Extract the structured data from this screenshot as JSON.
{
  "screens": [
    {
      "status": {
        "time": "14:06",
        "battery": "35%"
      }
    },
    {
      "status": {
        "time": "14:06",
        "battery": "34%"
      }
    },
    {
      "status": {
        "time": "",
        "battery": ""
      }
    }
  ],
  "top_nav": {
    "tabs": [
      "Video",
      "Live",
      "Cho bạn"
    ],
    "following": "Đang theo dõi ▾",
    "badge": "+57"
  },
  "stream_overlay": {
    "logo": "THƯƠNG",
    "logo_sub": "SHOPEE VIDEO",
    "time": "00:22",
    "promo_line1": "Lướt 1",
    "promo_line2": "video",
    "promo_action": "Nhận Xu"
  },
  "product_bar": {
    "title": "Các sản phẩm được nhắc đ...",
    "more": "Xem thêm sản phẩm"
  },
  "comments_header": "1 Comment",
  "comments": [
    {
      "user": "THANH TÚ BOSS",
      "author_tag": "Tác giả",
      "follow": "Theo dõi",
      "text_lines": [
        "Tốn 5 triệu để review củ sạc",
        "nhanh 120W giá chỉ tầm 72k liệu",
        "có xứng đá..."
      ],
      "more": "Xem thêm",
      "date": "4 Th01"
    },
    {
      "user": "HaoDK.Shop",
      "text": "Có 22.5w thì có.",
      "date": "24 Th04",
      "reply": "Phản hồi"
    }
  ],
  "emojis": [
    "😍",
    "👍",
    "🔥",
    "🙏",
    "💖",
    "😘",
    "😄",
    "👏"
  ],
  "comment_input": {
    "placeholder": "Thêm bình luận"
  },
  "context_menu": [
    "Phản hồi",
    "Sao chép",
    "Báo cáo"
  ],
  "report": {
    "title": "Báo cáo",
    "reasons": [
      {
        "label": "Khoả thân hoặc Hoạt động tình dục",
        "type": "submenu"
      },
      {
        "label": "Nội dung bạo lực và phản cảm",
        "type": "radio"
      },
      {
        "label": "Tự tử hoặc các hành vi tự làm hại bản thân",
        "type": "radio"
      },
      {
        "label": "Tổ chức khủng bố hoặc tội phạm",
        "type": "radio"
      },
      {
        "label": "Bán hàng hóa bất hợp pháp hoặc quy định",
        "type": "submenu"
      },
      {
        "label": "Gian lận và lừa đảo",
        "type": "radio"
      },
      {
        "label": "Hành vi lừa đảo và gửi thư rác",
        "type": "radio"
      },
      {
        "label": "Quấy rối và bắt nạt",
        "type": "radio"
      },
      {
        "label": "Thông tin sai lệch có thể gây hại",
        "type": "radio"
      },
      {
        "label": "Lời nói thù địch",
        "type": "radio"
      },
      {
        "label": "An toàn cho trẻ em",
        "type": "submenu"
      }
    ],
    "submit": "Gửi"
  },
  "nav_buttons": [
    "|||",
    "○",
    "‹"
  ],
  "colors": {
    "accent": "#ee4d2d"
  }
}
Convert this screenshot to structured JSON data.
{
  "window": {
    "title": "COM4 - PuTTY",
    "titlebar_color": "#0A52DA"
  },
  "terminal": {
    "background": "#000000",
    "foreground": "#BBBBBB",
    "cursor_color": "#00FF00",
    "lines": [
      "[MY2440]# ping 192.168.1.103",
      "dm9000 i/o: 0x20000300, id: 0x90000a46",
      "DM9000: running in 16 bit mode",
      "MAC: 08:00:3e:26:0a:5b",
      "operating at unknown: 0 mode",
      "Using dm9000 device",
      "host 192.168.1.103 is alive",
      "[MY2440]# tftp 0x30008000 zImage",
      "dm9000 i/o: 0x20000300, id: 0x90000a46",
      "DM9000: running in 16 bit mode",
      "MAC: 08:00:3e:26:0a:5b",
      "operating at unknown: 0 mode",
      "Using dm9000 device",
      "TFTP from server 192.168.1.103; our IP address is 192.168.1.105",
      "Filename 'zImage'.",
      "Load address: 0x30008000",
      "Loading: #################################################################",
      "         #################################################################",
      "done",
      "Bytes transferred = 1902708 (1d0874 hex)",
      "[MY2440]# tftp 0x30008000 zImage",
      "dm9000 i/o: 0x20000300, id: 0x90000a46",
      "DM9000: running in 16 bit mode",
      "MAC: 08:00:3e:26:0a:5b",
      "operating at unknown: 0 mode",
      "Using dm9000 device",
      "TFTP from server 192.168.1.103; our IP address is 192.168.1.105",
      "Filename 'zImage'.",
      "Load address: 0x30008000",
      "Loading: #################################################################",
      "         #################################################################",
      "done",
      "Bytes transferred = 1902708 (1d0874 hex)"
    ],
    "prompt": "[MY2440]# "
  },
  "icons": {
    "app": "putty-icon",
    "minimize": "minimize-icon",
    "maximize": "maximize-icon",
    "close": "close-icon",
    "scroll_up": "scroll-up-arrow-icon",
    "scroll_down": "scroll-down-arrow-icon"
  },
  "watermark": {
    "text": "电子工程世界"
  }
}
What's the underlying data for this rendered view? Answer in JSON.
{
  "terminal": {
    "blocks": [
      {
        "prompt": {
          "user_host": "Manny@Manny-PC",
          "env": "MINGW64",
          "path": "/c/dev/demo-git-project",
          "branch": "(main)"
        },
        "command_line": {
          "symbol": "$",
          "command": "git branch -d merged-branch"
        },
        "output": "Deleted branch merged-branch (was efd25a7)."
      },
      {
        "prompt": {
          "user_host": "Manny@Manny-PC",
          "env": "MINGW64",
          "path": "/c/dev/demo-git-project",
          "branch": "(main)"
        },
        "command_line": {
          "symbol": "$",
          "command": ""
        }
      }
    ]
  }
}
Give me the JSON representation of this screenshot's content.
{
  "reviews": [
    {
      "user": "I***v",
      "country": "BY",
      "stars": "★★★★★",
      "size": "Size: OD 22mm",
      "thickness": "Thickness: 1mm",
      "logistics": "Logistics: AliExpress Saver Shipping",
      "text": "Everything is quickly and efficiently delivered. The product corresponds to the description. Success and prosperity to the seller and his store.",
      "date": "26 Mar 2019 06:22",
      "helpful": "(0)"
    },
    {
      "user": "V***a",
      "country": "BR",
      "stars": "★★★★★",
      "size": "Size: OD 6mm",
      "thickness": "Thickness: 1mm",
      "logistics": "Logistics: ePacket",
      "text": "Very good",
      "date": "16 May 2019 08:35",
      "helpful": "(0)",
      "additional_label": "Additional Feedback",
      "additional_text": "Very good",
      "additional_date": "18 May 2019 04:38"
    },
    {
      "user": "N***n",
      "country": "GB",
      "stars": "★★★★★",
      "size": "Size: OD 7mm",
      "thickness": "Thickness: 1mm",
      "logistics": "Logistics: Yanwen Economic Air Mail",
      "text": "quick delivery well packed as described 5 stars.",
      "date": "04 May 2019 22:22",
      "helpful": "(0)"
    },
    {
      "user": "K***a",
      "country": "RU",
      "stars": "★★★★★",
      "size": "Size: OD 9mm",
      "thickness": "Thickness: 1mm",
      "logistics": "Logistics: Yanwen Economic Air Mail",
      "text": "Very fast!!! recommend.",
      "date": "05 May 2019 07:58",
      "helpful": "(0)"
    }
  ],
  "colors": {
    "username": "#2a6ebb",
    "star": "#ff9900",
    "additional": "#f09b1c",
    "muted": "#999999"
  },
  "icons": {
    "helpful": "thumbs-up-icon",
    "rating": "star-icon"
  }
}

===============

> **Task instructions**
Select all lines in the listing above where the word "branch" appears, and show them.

> **Your response**
          "branch": "(main)"
          "command": "git branch -d merged-branch"
        "output": "Deleted branch merged-branch (was efd25a7)."
          "branch": "(main)"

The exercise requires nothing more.